(TASK MATERIAL)

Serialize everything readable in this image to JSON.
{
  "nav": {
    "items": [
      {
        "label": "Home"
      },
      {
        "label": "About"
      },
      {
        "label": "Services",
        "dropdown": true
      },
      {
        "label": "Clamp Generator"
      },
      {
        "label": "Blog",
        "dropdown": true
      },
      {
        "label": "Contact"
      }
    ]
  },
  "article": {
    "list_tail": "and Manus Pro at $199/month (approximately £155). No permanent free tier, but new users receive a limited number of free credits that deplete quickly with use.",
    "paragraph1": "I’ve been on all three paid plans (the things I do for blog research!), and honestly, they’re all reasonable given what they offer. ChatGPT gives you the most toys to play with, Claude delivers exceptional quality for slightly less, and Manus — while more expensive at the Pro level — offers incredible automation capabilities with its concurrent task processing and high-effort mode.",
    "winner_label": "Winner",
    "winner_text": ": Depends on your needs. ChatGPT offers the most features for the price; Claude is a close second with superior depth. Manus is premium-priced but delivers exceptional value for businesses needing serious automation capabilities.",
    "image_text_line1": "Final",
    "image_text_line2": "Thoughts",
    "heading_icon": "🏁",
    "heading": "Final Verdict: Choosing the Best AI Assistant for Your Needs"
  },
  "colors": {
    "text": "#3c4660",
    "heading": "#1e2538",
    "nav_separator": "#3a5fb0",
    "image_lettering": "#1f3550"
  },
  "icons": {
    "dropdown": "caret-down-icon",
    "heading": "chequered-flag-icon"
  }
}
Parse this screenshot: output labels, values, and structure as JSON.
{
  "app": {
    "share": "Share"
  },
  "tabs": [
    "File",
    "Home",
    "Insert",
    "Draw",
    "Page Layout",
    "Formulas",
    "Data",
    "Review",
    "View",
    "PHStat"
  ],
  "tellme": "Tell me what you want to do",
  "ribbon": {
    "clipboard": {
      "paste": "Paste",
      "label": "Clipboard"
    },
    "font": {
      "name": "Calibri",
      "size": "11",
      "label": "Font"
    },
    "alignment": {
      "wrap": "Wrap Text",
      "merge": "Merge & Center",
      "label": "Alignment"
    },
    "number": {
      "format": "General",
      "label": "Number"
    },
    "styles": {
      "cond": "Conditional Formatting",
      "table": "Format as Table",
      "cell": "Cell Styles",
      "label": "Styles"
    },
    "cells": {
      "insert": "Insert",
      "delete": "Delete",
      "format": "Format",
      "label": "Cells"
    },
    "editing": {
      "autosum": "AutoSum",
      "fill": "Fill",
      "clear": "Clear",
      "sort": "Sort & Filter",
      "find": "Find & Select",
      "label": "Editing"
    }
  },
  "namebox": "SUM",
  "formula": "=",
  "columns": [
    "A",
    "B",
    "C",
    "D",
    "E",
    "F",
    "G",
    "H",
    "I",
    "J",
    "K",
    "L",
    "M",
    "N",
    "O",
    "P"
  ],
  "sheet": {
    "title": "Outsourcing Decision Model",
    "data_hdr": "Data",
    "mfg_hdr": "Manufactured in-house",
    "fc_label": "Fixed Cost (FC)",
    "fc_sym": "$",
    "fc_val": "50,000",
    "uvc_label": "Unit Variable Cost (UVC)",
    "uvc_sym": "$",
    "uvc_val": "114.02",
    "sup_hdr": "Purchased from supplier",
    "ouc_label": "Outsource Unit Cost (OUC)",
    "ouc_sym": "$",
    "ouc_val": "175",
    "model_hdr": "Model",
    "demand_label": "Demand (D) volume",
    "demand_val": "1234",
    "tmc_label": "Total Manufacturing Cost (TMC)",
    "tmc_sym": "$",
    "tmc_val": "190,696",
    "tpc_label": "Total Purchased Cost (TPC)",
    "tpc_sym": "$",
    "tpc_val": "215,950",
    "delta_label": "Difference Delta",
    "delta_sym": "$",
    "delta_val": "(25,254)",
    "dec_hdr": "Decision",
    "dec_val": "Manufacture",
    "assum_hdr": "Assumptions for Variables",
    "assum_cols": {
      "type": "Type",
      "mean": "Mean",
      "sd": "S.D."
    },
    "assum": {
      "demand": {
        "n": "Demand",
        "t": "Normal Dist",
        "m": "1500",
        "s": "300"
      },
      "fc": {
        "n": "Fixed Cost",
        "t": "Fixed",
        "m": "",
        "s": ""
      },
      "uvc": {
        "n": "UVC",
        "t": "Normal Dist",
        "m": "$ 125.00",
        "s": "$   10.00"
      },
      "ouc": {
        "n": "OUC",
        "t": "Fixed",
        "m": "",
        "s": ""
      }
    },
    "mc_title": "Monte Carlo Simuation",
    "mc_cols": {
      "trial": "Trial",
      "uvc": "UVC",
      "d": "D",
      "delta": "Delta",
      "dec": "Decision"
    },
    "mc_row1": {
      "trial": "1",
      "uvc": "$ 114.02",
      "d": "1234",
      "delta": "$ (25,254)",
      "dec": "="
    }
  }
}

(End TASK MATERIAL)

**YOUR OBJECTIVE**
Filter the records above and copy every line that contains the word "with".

**EXERCISE SOLUTION**
    "list_tail": "and Manus Pro at $199/month (approximately £155). No permanent free tier, but new users receive a limited number of free credits that deplete quickly with use.",
    "paragraph1": "I’ve been on all three paid plans (the things I do for blog research!), and honestly, they’re all reasonable given what they offer. ChatGPT gives you the most toys to play with, Claude delivers exceptional quality for slightly less, and Manus — while more expensive at the Pro level — offers incredible automation capabilities with its concurrent task processing and high-effort mode.",
    "winner_text": ": Depends on your needs. ChatGPT offers the most features for the price; Claude is a close second with superior depth. Manus is premium-priced but delivers exceptional value for businesses needing serious automation capabilities.",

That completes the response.